- WORK INSTRUCTION: Report every line of the records below that includes the string "Storage".

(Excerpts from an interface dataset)
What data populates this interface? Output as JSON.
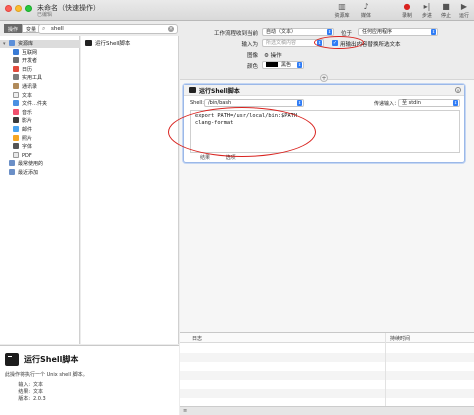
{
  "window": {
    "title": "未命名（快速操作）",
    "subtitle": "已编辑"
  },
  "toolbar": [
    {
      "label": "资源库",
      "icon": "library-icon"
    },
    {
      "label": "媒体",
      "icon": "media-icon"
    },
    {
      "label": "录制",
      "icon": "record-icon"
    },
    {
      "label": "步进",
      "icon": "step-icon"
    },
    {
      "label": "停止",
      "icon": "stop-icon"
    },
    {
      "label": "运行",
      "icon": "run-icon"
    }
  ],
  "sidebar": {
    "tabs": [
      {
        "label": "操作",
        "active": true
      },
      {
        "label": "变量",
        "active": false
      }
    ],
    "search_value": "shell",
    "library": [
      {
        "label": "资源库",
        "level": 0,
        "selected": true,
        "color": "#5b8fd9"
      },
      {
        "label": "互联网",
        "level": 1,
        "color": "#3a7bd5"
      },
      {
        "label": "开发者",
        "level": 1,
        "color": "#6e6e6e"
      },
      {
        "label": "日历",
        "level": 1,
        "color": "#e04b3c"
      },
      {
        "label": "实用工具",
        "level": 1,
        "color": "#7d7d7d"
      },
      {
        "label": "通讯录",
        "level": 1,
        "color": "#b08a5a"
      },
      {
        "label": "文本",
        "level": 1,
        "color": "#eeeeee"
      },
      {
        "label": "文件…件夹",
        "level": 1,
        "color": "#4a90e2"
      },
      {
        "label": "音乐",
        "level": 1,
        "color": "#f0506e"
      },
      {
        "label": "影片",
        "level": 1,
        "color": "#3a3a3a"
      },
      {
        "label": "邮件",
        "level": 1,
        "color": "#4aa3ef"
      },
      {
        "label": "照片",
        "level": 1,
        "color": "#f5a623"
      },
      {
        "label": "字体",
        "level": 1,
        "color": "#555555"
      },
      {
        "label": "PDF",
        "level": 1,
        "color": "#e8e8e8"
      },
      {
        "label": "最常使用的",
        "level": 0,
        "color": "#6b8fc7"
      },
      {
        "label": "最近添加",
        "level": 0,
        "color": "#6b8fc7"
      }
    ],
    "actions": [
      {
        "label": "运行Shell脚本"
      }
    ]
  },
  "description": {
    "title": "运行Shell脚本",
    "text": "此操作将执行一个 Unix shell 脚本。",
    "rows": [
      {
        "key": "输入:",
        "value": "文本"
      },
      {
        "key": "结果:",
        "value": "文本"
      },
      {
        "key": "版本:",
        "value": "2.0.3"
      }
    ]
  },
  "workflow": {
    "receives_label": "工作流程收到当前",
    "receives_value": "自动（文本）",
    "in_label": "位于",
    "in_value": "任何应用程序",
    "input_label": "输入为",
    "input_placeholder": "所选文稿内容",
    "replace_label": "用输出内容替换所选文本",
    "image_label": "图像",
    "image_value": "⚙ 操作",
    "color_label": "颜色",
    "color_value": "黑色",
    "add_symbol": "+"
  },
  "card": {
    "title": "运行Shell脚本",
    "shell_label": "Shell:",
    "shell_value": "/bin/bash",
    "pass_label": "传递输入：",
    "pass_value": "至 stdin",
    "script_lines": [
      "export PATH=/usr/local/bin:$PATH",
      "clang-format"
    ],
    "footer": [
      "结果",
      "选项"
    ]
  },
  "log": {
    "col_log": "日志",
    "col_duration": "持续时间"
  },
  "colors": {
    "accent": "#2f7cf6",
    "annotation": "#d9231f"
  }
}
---
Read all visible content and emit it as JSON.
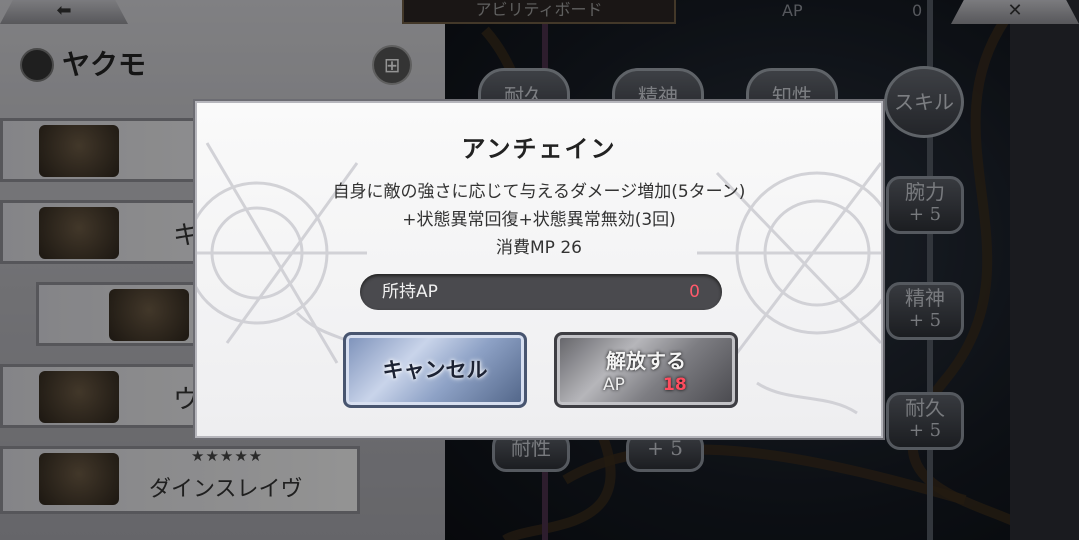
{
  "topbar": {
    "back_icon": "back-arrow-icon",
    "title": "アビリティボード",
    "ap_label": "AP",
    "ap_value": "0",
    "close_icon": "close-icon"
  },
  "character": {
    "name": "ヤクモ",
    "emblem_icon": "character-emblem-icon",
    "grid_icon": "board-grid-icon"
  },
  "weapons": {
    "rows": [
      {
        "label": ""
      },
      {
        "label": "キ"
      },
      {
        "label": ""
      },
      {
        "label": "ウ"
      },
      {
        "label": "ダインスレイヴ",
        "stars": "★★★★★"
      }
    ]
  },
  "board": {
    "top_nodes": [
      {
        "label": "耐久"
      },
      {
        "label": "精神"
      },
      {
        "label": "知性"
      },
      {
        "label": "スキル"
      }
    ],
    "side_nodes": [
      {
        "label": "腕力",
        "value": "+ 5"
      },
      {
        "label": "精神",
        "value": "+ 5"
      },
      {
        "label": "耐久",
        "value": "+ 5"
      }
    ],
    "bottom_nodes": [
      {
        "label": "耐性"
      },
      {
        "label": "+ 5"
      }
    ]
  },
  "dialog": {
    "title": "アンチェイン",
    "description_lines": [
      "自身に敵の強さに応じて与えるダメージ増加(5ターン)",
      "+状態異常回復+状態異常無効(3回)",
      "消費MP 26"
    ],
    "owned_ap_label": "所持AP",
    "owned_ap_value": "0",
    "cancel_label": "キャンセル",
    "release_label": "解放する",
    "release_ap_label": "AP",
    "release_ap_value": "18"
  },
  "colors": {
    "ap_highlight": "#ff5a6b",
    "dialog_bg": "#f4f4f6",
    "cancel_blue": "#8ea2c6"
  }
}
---
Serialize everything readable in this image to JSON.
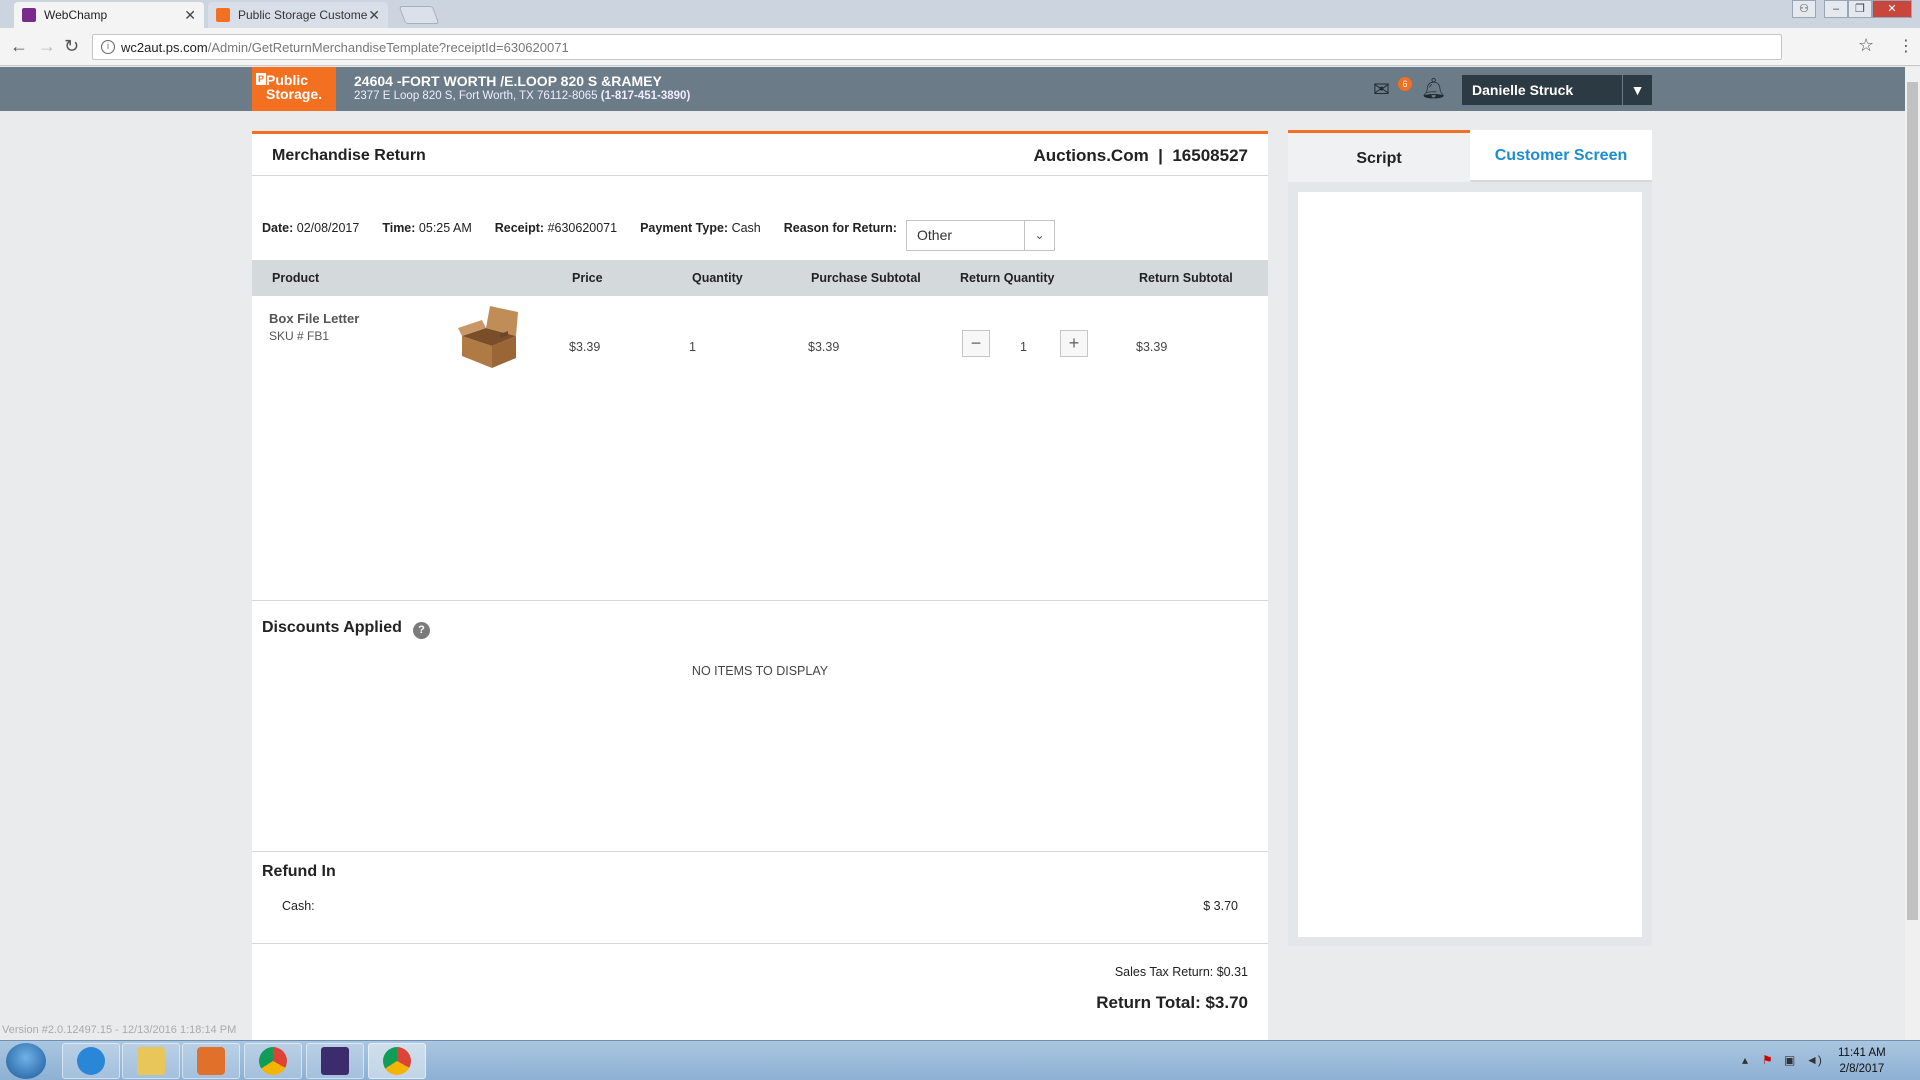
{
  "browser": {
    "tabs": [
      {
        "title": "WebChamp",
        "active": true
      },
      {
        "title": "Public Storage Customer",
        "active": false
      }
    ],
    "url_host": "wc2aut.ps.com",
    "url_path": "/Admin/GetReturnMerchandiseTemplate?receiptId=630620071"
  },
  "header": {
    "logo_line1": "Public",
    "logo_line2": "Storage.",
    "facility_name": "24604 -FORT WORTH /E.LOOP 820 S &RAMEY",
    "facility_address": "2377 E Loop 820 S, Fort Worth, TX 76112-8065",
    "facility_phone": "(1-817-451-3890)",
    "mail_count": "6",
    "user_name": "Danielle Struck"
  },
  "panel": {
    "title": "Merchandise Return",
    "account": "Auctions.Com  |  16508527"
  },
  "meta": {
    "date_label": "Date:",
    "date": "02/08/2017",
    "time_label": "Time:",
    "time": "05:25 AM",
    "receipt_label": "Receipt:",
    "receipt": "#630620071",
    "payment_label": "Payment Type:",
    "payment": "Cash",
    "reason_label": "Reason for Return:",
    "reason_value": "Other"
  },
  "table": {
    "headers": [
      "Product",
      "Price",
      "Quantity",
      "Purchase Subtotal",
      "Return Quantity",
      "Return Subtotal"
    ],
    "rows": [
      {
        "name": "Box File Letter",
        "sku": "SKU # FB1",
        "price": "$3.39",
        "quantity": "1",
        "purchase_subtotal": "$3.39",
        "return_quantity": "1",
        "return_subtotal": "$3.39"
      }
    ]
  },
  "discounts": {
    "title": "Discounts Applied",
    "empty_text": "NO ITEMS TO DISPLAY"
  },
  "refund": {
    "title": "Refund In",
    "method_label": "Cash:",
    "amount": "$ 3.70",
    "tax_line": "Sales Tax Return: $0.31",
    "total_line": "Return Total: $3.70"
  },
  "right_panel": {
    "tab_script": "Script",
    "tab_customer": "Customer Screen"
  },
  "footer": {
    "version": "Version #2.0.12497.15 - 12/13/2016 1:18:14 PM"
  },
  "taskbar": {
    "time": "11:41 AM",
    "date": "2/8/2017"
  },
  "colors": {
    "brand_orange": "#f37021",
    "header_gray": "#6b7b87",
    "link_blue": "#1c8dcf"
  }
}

- ANSWER TO THIS TASK:
        "title": "Public Storage Customer",
    "logo_line2": "Storage.",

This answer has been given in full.